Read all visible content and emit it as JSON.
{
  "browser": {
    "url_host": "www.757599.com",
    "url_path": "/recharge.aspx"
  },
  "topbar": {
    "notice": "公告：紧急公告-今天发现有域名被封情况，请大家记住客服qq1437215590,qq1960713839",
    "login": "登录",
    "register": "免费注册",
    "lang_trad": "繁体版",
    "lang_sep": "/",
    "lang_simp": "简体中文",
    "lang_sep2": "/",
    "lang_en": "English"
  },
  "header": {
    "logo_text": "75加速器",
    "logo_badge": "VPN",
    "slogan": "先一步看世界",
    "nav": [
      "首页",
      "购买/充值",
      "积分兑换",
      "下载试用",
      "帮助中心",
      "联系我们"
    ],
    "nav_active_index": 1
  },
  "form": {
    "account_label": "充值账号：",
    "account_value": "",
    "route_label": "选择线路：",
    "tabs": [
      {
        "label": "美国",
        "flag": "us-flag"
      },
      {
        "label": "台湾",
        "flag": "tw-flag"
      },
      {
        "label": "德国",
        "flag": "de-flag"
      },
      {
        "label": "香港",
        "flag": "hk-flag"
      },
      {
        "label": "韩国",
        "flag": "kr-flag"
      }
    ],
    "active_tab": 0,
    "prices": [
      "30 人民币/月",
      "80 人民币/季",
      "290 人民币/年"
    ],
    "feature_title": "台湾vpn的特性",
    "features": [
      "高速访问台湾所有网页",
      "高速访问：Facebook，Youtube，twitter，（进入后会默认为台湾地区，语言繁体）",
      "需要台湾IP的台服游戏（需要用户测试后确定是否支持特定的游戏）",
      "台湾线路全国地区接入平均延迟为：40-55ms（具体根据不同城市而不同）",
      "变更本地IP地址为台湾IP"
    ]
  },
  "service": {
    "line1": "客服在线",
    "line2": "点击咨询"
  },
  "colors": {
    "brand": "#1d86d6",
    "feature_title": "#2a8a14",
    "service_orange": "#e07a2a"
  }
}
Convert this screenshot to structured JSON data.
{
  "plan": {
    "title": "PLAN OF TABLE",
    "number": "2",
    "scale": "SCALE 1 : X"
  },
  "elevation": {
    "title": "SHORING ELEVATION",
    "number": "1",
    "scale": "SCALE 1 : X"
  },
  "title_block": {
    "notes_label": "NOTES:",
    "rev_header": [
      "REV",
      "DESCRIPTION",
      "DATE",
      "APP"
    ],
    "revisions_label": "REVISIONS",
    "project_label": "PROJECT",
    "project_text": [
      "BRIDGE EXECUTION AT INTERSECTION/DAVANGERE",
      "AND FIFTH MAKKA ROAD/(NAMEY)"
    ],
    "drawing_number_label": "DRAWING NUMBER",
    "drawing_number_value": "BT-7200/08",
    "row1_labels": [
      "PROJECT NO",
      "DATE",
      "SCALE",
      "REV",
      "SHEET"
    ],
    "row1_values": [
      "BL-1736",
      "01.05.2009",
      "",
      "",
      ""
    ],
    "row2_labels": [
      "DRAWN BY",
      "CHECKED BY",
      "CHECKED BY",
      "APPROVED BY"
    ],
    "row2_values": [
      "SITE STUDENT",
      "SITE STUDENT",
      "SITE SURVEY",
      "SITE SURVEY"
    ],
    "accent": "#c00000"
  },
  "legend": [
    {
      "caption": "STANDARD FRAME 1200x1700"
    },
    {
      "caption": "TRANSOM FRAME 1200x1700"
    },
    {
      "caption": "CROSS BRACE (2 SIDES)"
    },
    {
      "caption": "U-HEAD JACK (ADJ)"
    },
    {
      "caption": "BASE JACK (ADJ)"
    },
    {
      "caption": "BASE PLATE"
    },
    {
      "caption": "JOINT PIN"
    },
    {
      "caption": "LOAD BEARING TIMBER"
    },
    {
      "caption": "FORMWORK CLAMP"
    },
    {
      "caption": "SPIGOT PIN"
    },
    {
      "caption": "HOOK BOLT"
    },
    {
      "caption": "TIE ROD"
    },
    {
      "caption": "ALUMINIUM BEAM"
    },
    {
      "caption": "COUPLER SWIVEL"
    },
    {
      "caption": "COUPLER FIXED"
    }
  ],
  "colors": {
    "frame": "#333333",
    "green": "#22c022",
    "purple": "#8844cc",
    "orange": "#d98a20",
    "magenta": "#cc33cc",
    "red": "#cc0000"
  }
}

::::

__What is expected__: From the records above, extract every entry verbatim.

__Answer area__:
Read all visible content and emit it as JSON.
{
  "browser": {
    "url_host": "www.757599.com",
    "url_path": "/recharge.aspx"
  },
  "topbar": {
    "notice": "公告：紧急公告-今天发现有域名被封情况，请大家记住客服qq1437215590,qq1960713839",
    "login": "登录",
    "register": "免费注册",
    "lang_trad": "繁体版",
    "lang_sep": "/",
    "lang_simp": "简体中文",
    "lang_sep2": "/",
    "lang_en": "English"
  },
  "header": {
    "logo_text": "75加速器",
    "logo_badge": "VPN",
    "slogan": "先一步看世界",
    "nav": [
      "首页",
      "购买/充值",
      "积分兑换",
      "下载试用",
      "帮助中心",
      "联系我们"
    ],
    "nav_active_index": 1
  },
  "form": {
    "account_label": "充值账号：",
    "account_value": "",
    "route_label": "选择线路：",
    "tabs": [
      {
        "label": "美国",
        "flag": "us-flag"
      },
      {
        "label": "台湾",
        "flag": "tw-flag"
      },
      {
        "label": "德国",
        "flag": "de-flag"
      },
      {
        "label": "香港",
        "flag": "hk-flag"
      },
      {
        "label": "韩国",
        "flag": "kr-flag"
      }
    ],
    "active_tab": 0,
    "prices": [
      "30 人民币/月",
      "80 人民币/季",
      "290 人民币/年"
    ],
    "feature_title": "台湾vpn的特性",
    "features": [
      "高速访问台湾所有网页",
      "高速访问：Facebook，Youtube，twitter，（进入后会默认为台湾地区，语言繁体）",
      "需要台湾IP的台服游戏（需要用户测试后确定是否支持特定的游戏）",
      "台湾线路全国地区接入平均延迟为：40-55ms（具体根据不同城市而不同）",
      "变更本地IP地址为台湾IP"
    ]
  },
  "service": {
    "line1": "客服在线",
    "line2": "点击咨询"
  },
  "colors": {
    "brand": "#1d86d6",
    "feature_title": "#2a8a14",
    "service_orange": "#e07a2a"
  }
}
Convert this screenshot to structured JSON data.
{
  "plan": {
    "title": "PLAN OF TABLE",
    "number": "2",
    "scale": "SCALE 1 : X"
  },
  "elevation": {
    "title": "SHORING ELEVATION",
    "number": "1",
    "scale": "SCALE 1 : X"
  },
  "title_block": {
    "notes_label": "NOTES:",
    "rev_header": [
      "REV",
      "DESCRIPTION",
      "DATE",
      "APP"
    ],
    "revisions_label": "REVISIONS",
    "project_label": "PROJECT",
    "project_text": [
      "BRIDGE EXECUTION AT INTERSECTION/DAVANGERE",
      "AND FIFTH MAKKA ROAD/(NAMEY)"
    ],
    "drawing_number_label": "DRAWING NUMBER",
    "drawing_number_value": "BT-7200/08",
    "row1_labels": [
      "PROJECT NO",
      "DATE",
      "SCALE",
      "REV",
      "SHEET"
    ],
    "row1_values": [
      "BL-1736",
      "01.05.2009",
      "",
      "",
      ""
    ],
    "row2_labels": [
      "DRAWN BY",
      "CHECKED BY",
      "CHECKED BY",
      "APPROVED BY"
    ],
    "row2_values": [
      "SITE STUDENT",
      "SITE STUDENT",
      "SITE SURVEY",
      "SITE SURVEY"
    ],
    "accent": "#c00000"
  },
  "legend": [
    {
      "caption": "STANDARD FRAME 1200x1700"
    },
    {
      "caption": "TRANSOM FRAME 1200x1700"
    },
    {
      "caption": "CROSS BRACE (2 SIDES)"
    },
    {
      "caption": "U-HEAD JACK (ADJ)"
    },
    {
      "caption": "BASE JACK (ADJ)"
    },
    {
      "caption": "BASE PLATE"
    },
    {
      "caption": "JOINT PIN"
    },
    {
      "caption": "LOAD BEARING TIMBER"
    },
    {
      "caption": "FORMWORK CLAMP"
    },
    {
      "caption": "SPIGOT PIN"
    },
    {
      "caption": "HOOK BOLT"
    },
    {
      "caption": "TIE ROD"
    },
    {
      "caption": "ALUMINIUM BEAM"
    },
    {
      "caption": "COUPLER SWIVEL"
    },
    {
      "caption": "COUPLER FIXED"
    }
  ],
  "colors": {
    "frame": "#333333",
    "green": "#22c022",
    "purple": "#8844cc",
    "orange": "#d98a20",
    "magenta": "#cc33cc",
    "red": "#cc0000"
  }
}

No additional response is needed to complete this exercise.